Although the topic of skin gross examination is too broad (and varied) to be covered in its entirety in this course, the content is reflective of the most common grossing practices in the dermatopathology laboratory. Gross examinations can be performed by: pathologists, dermatologists, pathologist assistants, lab personnel qualified to perform high complexity testing per CLIA '88.
General Considerations During Gross Examination
  1. First and foremost, the patient information on the requisition and on the specimen container MUST match in its entirety. This includes at least three patient identifiers as well as the specimen site(s). Requisitions typically identify the surgical procedure, such as punch, shave, excision, and so on. Any missing, conflicting, or unclear information must be investigated before proceeding.

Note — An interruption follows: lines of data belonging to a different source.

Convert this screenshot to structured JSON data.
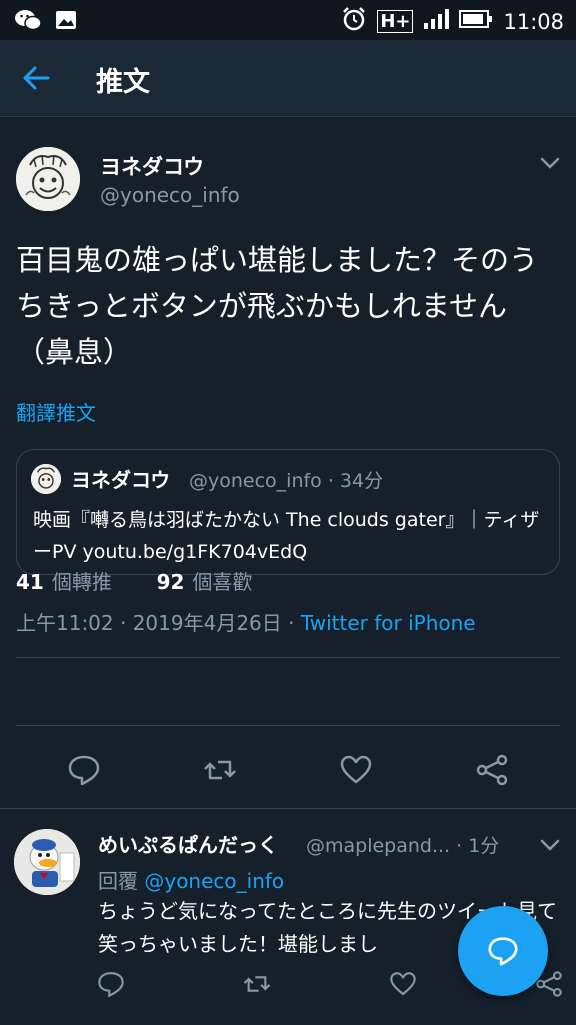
{
  "status_bar": {
    "time": "11:08",
    "icons": [
      "wechat-icon",
      "gallery-icon",
      "alarm-icon",
      "network-h-plus-icon",
      "signal-icon",
      "battery-icon"
    ],
    "network_label": "H+"
  },
  "app_bar": {
    "back_icon": "arrow-left-icon",
    "title": "推文"
  },
  "tweet": {
    "author_name": "ヨネダコウ",
    "author_handle": "@yoneco_info",
    "text": "百目鬼の雄っぱい堪能しました？そのうちきっとボタンが飛ぶかもしれません（鼻息）",
    "translate_label": "翻譯推文",
    "quote": {
      "author_name": "ヨネダコウ",
      "meta": "@yoneco_info · 34分",
      "text": "映画『囀る鳥は羽ばたかない The clouds gater』｜ティザーPV youtu.be/g1FK704vEdQ"
    },
    "timestamp": "上午11:02 · 2019年4月26日 · ",
    "client": "Twitter for iPhone",
    "stats": {
      "retweets_count": "41",
      "retweets_label": "個轉推",
      "likes_count": "92",
      "likes_label": "個喜歡"
    }
  },
  "reply": {
    "author_name": "めいぷるぱんだっく",
    "meta": "@maplepand... · 1分",
    "replying_to_label": "回覆 ",
    "replying_to_mention": "@yoneco_info",
    "text": "ちょうど気になってたところに先生のツイート見て笑っちゃいました！堪能しまし"
  },
  "colors": {
    "background": "#15202b",
    "app_bar": "#1b2836",
    "accent": "#1da1f2",
    "secondary_text": "#8899a6",
    "divider": "#38444d"
  }
}
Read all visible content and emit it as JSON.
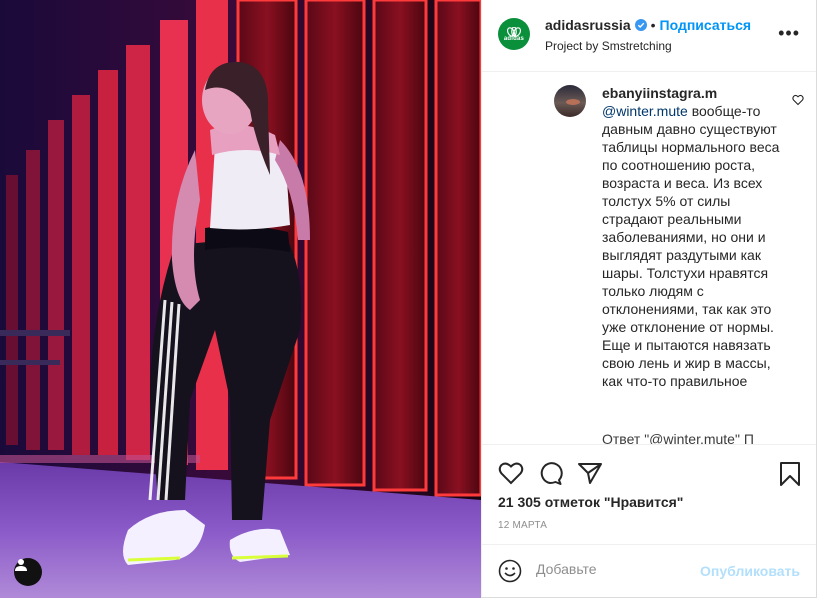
{
  "post": {
    "account": {
      "username": "adidasrussia",
      "verified": true,
      "follow_label": "Подписаться",
      "subtitle": "Project by Smstretching",
      "avatar_text": "adidas"
    },
    "comment": {
      "username": "ebanyiinstagra.m",
      "mention": "@winter.mute",
      "text": " вообще-то давным давно существуют таблицы нормального веса по соотношению роста, возраста и веса. Из всех толстух 5% от силы страдают реальными заболеваниями, но они и выглядят раздутыми как шары. Толстухи нравятся только людям с отклонениями, так как это уже отклонение от нормы. Еще и пытаются навязать свою лень и жир в массы, как что-то правильное"
    },
    "next_comment_preview": "Ответ \"@winter.mute\" П",
    "likes": "21 305 отметок \"Нравится\"",
    "date": "12 МАРТА",
    "comment_box": {
      "placeholder": "Добавьте",
      "publish_label": "Опубликовать"
    }
  },
  "colors": {
    "accent": "#0095f6",
    "brand_green": "#0a8f3b",
    "publish_disabled": "#b2dffc"
  },
  "icons": [
    "verified-icon",
    "more-icon",
    "heart-icon",
    "comment-icon",
    "share-icon",
    "bookmark-icon",
    "emoji-icon",
    "user-tag-icon"
  ]
}
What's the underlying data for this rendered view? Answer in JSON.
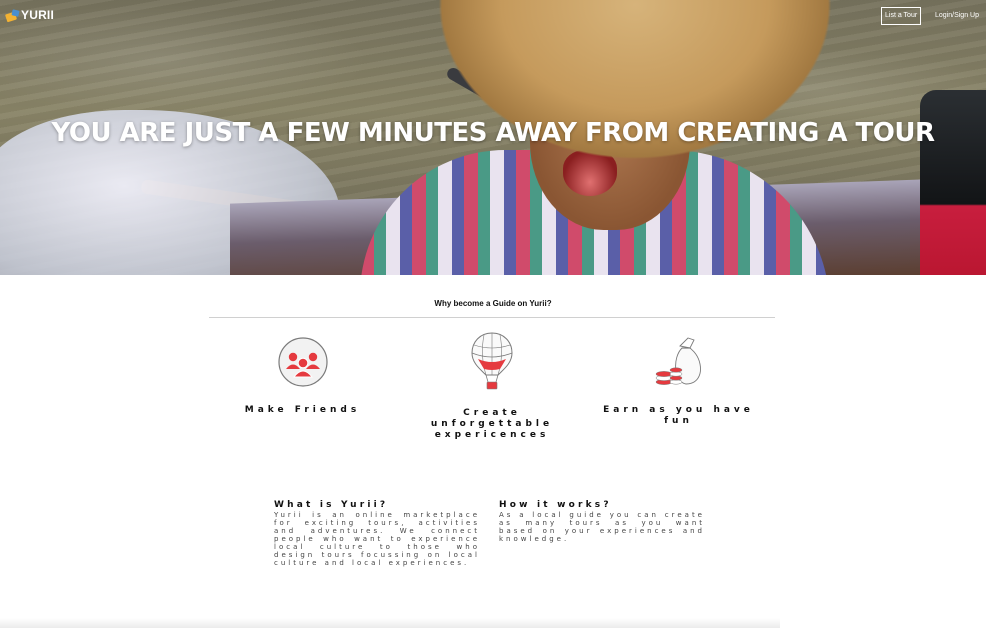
{
  "brand": {
    "logo_text": "YURII"
  },
  "nav": {
    "list_tour_label": "List a Tour",
    "login_label": "Login/Sign Up"
  },
  "hero": {
    "headline": "YOU ARE JUST A FEW MINUTES AWAY FROM CREATING A TOUR"
  },
  "why": {
    "title": "Why become a Guide on Yurii?",
    "features": [
      {
        "icon": "friends-icon",
        "label": "Make Friends"
      },
      {
        "icon": "hot-air-balloon-icon",
        "label": "Create unforgettable expericences"
      },
      {
        "icon": "money-bag-icon",
        "label": "Earn as you have fun"
      }
    ]
  },
  "info": {
    "what": {
      "title": "What is Yurii?",
      "body": "Yurii is an online marketplace for exciting tours, activities and adventures. We connect people who want to experience local culture to those who design tours focussing on local culture and local experiences."
    },
    "how": {
      "title": "How it works?",
      "body": "As a local guide you can create as many tours as you want based on your experiences and knowledge."
    }
  },
  "colors": {
    "accent": "#e53a3f",
    "hero_text": "#ffffff",
    "icon_outline": "#7a7a7a"
  }
}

Also, the cassette number/ bar code must match the specimen as well as the requisition. Most errors occur during this pre-analytic phase.
  2. The grossing station must be well ventilated to prevent inhalation of formaldehyde fumes. Personal protective equipment (PPE) should include disposable gloves and lab coat, as well as protective eye wear. Blades and sharps used during grossing must be disposed of in approved biohazardous waste containers.
  3. One specimen container should be opened at one time during grossing to prevent mix-ups.
  4. The number of pieces in each container should be noted. In the case of curettage, samples are measured in aggregate, since there may be over a dozen fragments submitted.
  5. The color description of skin tissue will be most often "tan." Unusual skin surface or pigmentation should be noted.
  6. Measurements of the skin surface dimensions and depth should be documented. Any tissue that is small enough to slip through the cassette holes should be submitted whole and wrapped in processing tissue paper or a processing mesh bag.
  7. Tissue should be inked only if it conveys information such as orientation and margins in excisions, or which side to embed down. Inking cut surfaces of tissue one color will help the embedding tech determine which surface should be embedded down, where inked surfaces will meet the blade first during the microtomy process. Inking is typically reserved for excisions. Inking margins on biopsies is not required since a second procedure is anticipated based on the diagnosis of the biopsy.
  8. Tissue should be sectioned according to accepted protocols for the laboratory. Generally, the sections should be approximately 3 -4 mm thick/wide. Skin grossing protocols must be standardized for all grossing personnel so that the results are consistent and quality is reproducible.
  9. Tissue should be submitted for the appropriate paraffin processing protocol, such as biopsy or routine processing.

Although most grossing techs are not familiar with the embedding and microtomy of tissue, familiarity with those techniques is a necessary prerequisite to ensure the quality of grossing in dermatopathology. Isn't the focus of grossing, after all, the proper embedding of a skin sample?